From the Campaign for Equal Marriage in the Church of England
The following letter from eighteen evangelicals was published in yesterday’s issue of the Church Times (3 March 2023 – https://www.churchtimes.co.uk/articles/2023/3-march/comment/letters-to-the-editor/letters-to-the-editor).
The Equal Campaign approves. For far too long conservative evangelical organizations such as CEEC and the Church Society have claimed that only those who subscribe to their package of fundamentalist beliefs are entitled to call themselves evangelical. As the writers of the letter show, this is simply not the case.
The full text of the letter to the Church Times is copied below the fold.
From the Archdeacons of Sheffield and Rotherham, of Dudley, and of Knowsley and Sefton, and 15 others
Sir, — Before and since the recent General Synod’s vote on the House of Bishops’ response to Living in Love and Faith, it has frequently been implied by the Church of England Evangelical Council (CEEC) and other groups and individuals that Evangelical Christians are united in their opposition to the proposed direction of travel and prayers of blessing for those in committed same-sex relationships.

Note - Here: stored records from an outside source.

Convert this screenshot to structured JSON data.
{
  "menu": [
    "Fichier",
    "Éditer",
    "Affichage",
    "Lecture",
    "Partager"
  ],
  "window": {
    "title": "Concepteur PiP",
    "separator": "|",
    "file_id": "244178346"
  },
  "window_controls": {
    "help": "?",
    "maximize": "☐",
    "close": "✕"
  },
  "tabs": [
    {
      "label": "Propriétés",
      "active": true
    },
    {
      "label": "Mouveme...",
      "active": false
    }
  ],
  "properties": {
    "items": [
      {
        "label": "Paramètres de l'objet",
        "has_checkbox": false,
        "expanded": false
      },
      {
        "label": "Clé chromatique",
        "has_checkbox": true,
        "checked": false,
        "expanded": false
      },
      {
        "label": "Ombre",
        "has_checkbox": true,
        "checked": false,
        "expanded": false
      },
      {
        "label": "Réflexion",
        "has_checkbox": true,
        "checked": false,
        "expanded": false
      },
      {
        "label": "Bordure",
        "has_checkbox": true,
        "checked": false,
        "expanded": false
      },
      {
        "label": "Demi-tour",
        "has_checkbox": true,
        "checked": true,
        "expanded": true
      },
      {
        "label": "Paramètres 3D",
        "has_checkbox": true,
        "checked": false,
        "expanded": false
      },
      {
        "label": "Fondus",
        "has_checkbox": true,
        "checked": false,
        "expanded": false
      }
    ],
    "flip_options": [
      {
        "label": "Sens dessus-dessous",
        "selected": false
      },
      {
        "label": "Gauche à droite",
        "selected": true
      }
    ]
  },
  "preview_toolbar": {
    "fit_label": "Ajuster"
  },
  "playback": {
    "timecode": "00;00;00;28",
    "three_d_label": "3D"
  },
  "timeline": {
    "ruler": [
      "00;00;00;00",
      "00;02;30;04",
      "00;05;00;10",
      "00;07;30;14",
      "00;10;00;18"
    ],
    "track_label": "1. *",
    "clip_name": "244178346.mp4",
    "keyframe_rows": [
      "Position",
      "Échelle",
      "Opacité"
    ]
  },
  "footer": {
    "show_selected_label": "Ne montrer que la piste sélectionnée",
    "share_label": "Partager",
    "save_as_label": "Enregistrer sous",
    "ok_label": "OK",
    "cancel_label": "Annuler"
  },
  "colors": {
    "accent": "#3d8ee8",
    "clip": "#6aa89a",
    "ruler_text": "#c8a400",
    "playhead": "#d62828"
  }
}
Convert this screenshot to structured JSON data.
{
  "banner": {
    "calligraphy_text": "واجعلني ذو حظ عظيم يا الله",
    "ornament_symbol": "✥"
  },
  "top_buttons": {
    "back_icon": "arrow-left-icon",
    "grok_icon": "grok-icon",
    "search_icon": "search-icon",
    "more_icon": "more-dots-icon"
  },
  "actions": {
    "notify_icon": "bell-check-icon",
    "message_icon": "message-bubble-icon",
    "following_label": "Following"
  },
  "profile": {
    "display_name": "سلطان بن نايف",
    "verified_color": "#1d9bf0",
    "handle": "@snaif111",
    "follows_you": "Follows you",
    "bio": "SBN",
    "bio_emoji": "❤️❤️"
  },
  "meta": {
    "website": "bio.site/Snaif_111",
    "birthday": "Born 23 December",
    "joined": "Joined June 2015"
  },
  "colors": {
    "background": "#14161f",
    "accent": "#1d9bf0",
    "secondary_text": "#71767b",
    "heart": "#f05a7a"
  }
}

As Evangelical members of the Synod, we would like to make it clear that this simply isn’t true. Many Evangelical Christians wish to welcome and celebrate committed same-sex relationships, including those attending Evangelical churches across the country who are only now discovering that their views contrast with their church leadership’s. We would, therefore, respectfully ask that organisations, groups, and individuals holding more conservative views recognise this reality and refrain from laying claim to speak for all Evangelical Christians in their public statements.
Similarly, words such as “orthodox” and “biblical” are frequently deployed in an unhelpful manner to imply that those with contrary views are somehow “heterodox” or “unbiblical”. Again, we would simply ask that language be used more carefully and with a greater degree of integrity.
At various points throughout its history, the Church has changed its understanding of what scripture teaches, as the Spirit of Truth continues to lead us into truth (John 16.13). Evangelicals, those with a high regard for scriptural authority, have frequently been at the forefront of such changes, not least in the abolitionist movement. As Evangelicals, we are committed to the authority of scripture, but we are also acutely aware that we continue to “see in a mirror, dimly” (1 Corinthians 13.12) as we seek to interpret the scriptures, and have much still to learn as followers of Jesus.
As Evangelicals, we welcome the House of Bishops’ proposals as an important step on this journey, and thank the College and House for their discernment. We look forward to being able to express God’s love and blessing to more people in our communities, in the hope that they might enter into a fuller relationship with Christ.